A recent survey conducted
by the Pew Internet & American Life Project has found that 35 percent of
American adults now own a smartphone.
Internet & American Life Project aims to provide
information on the trends, issues and attitudes that shape America as well as
the world. Its most recent results come from its May survey, which is based on
the feedback of 2,277 adults that were telephoned nationally from April 26
through May 22, 2011. Of this total number, 1,522 interviews were conducted by
landline phone while 755 interviews were conducted by cell phone.
According to the survey, 83 percent of U.S. adults have a cell phone, whether
it's a smartphone or not. Forty-two percent of them own a smartphone,
which translates to 35 percent of all adults.
The survey even broke down the ownership of smartphones among age groups and
financial groups. The Pew Internet & American Life Project found that 59
percent of U.S. adults in households that earn an income of $75,000 or more own
smartphones while 48 percent of those with a college degree own smartphones. In
households that earn $30,000 or less, those 18 through 29 years of age are
"equal to the national average."
As far as age goes, the survey found that the majority of smartphone owners are
between the ages of 25 and 34 at 58 percent. Also, 49 percent of those between
the ages of 18 and 24 own smartphones and 44 percent of those between the ages
35 and 44 own smartphones.
In addition, 87 percent of smartphone owners have internet
access or email on their phones, and 68 percent of these adults
access one or both of these features daily. Twenty-five percent of owners use

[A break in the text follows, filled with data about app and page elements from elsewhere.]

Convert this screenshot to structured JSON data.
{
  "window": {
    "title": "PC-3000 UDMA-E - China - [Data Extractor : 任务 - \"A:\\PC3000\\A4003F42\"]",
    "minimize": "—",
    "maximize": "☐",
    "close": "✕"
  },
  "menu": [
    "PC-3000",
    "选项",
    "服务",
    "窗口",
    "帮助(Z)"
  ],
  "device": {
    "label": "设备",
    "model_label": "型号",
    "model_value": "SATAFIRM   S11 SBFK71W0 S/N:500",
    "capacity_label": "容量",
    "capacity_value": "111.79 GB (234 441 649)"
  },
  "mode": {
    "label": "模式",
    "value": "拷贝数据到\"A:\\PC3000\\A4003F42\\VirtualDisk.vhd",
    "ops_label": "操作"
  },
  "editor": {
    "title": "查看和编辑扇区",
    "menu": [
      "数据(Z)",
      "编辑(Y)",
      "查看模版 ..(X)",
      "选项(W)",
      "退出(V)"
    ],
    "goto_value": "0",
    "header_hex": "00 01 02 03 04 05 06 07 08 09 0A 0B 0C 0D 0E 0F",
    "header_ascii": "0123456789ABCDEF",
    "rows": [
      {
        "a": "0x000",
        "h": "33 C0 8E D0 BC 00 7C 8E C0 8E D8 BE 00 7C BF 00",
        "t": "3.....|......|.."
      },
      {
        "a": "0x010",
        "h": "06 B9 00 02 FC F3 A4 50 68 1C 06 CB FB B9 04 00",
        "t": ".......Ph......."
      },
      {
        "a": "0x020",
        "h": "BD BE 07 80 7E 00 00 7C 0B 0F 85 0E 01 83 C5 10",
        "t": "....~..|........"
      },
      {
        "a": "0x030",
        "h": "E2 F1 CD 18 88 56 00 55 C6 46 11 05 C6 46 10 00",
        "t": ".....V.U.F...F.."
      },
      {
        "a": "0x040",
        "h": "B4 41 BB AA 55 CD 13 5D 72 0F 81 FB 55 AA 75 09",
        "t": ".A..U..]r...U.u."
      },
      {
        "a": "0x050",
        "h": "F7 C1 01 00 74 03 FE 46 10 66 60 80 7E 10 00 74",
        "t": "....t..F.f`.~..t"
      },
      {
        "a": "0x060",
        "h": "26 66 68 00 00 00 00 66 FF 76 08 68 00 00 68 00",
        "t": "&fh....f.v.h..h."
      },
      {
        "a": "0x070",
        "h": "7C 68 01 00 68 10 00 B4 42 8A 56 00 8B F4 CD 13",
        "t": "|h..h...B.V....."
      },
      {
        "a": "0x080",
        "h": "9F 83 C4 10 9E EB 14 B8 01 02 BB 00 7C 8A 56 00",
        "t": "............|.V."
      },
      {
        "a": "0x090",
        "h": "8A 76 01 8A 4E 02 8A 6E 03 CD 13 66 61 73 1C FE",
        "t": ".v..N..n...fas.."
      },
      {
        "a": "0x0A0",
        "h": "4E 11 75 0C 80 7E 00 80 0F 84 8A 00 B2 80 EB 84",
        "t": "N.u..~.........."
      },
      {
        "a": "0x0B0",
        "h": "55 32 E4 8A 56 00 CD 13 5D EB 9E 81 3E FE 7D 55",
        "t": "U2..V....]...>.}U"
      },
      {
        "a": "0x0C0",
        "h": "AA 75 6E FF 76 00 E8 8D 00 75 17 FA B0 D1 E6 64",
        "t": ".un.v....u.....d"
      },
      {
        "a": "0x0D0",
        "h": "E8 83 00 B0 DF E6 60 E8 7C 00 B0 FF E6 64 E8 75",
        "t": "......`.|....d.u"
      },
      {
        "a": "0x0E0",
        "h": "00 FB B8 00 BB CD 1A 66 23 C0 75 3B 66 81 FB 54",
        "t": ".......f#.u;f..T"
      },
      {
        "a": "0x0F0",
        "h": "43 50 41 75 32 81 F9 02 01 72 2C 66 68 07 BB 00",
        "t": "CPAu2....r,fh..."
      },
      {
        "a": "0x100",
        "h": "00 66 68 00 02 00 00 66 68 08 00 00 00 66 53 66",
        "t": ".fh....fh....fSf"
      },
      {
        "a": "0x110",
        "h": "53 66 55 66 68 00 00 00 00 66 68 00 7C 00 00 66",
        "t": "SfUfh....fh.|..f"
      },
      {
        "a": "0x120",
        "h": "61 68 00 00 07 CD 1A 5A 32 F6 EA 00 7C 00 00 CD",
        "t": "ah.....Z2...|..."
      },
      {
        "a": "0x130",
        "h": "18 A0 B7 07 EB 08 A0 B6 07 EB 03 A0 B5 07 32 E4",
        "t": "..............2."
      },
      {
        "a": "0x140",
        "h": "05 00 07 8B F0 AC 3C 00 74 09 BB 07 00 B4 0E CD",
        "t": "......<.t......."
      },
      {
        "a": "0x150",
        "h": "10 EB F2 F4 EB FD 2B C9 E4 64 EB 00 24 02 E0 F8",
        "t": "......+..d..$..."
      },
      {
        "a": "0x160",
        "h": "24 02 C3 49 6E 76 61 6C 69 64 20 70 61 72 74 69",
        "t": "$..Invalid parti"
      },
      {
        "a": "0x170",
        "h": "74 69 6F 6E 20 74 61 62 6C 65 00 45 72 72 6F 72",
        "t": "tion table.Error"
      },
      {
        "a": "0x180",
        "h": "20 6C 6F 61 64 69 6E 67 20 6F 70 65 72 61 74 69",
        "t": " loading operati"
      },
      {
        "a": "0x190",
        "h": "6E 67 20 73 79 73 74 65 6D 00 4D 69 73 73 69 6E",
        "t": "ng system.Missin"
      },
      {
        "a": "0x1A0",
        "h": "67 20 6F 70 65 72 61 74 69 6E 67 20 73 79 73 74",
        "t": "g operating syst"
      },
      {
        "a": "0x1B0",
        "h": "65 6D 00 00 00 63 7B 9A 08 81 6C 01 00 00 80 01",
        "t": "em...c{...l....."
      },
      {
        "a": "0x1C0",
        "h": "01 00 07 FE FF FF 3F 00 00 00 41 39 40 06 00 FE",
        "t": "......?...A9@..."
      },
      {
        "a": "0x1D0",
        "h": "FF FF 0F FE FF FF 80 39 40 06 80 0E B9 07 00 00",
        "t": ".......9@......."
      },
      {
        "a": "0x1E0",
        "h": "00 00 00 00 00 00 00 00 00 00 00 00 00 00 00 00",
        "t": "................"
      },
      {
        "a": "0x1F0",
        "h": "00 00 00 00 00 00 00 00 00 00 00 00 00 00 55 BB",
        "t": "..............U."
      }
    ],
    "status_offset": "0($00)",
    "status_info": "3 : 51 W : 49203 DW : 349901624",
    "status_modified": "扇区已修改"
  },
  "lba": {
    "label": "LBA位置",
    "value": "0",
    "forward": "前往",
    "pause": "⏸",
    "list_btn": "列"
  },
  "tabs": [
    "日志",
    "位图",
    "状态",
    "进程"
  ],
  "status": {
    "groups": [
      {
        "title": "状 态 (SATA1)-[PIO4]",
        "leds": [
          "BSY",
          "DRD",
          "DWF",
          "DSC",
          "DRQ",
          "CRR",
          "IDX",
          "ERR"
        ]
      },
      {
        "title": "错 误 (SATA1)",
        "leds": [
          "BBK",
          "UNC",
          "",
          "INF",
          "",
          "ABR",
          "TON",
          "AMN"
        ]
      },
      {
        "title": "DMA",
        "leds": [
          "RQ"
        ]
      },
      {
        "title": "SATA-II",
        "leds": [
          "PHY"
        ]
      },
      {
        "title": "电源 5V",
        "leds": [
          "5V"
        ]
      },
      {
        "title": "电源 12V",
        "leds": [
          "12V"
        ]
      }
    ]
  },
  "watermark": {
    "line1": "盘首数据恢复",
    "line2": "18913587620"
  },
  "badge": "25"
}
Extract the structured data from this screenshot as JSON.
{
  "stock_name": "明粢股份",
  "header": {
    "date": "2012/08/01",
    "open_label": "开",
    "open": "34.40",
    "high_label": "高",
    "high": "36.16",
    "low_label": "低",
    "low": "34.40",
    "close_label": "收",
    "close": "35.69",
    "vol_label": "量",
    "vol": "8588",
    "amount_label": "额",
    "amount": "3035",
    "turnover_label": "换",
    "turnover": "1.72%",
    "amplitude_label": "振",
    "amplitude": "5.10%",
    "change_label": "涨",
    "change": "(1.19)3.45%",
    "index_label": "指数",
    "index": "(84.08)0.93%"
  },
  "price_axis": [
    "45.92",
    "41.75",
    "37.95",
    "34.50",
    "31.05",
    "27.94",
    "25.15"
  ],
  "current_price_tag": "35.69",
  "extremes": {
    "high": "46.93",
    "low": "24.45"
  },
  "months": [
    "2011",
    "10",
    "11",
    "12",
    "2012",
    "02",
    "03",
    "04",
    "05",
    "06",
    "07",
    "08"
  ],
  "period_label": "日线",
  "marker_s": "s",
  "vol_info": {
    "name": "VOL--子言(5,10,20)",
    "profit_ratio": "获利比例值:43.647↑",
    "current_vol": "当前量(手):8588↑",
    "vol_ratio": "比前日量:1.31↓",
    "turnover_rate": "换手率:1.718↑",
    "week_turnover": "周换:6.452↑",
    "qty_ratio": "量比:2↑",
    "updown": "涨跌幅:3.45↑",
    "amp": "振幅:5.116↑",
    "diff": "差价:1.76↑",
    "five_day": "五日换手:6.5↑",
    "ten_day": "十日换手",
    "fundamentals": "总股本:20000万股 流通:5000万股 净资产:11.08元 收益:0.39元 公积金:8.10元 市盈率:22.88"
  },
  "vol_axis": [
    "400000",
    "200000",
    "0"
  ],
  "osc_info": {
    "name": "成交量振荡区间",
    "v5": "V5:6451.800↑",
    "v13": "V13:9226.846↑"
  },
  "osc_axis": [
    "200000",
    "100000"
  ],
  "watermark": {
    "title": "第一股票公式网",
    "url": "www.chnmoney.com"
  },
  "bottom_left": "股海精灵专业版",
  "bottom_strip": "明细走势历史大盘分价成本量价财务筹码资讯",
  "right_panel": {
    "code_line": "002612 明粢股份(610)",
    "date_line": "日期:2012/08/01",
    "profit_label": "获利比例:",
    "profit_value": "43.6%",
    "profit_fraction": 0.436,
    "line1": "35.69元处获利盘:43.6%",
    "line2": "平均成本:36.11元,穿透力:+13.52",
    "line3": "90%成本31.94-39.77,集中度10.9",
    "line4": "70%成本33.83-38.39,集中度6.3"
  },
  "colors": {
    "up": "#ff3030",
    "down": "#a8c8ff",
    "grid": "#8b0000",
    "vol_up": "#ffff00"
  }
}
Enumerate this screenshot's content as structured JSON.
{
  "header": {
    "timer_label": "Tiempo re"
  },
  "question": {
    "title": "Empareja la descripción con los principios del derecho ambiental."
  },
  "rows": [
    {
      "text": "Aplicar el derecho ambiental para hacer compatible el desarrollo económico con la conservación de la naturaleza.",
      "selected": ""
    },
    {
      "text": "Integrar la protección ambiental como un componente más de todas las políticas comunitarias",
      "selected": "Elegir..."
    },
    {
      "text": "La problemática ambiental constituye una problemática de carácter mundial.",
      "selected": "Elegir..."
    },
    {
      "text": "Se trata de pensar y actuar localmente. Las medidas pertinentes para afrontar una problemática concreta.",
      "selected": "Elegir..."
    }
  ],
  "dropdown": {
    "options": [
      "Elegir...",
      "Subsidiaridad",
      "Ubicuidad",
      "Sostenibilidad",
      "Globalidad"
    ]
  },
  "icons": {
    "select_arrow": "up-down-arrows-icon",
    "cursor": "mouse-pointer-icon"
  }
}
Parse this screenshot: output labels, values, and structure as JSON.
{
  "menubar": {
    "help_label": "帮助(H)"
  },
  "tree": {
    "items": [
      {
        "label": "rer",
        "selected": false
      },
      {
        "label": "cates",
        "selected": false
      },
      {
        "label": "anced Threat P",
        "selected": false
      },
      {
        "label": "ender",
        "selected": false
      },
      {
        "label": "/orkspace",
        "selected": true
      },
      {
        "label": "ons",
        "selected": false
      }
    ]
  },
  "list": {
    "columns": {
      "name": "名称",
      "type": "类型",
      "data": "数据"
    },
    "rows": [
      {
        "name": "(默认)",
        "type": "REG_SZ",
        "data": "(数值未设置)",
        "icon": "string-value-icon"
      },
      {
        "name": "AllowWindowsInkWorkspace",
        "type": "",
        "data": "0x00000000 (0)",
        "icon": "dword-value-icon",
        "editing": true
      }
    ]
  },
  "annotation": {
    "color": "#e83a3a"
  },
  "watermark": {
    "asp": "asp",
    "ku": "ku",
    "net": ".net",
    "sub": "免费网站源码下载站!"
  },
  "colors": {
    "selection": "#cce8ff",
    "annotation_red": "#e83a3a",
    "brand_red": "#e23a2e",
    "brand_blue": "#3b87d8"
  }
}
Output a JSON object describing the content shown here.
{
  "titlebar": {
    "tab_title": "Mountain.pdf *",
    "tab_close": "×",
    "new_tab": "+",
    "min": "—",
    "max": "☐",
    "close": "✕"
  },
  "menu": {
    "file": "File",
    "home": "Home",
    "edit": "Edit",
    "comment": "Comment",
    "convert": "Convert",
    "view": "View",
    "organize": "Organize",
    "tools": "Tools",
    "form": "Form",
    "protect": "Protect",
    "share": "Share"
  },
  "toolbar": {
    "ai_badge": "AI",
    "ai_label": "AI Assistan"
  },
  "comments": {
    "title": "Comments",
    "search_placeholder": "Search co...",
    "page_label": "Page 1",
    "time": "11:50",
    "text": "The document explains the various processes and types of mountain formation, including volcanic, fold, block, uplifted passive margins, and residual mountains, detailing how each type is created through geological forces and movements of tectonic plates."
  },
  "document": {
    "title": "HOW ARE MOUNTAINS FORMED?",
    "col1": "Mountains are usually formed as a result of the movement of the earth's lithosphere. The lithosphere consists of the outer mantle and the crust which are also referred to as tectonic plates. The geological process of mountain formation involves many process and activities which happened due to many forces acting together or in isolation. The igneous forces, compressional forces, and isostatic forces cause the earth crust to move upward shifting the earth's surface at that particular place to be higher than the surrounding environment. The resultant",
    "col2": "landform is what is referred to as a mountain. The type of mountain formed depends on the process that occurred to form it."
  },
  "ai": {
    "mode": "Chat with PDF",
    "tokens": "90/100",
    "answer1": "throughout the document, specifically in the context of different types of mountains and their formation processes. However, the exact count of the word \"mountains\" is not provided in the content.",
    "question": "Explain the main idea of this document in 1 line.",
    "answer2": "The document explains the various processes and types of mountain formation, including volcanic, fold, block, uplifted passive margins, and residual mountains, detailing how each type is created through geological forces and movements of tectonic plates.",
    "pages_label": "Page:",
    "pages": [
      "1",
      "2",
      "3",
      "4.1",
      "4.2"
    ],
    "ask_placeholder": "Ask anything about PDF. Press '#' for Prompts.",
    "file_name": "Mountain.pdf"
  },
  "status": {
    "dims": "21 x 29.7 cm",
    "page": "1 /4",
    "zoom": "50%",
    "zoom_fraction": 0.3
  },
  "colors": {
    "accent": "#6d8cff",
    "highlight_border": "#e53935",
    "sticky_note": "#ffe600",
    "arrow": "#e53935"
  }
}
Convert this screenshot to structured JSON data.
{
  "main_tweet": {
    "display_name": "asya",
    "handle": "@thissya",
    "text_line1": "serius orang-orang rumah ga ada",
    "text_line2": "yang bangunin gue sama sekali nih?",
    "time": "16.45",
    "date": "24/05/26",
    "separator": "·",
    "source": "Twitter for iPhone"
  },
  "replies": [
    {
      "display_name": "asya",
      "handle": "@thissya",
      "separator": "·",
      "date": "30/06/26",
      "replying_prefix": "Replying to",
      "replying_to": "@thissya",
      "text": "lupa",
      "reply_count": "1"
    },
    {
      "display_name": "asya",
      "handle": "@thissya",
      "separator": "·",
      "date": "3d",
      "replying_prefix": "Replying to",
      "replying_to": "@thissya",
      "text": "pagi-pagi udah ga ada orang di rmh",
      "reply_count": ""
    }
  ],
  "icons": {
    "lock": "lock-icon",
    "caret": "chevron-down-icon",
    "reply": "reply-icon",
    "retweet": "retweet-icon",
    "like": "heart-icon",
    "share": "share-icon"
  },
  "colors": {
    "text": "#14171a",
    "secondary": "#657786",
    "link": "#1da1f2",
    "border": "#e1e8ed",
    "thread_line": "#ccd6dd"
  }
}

their smartphone to access the internet more so than a computer, and Android
continues to be the most popular smartphone platform followed
by iOS and Blackberry.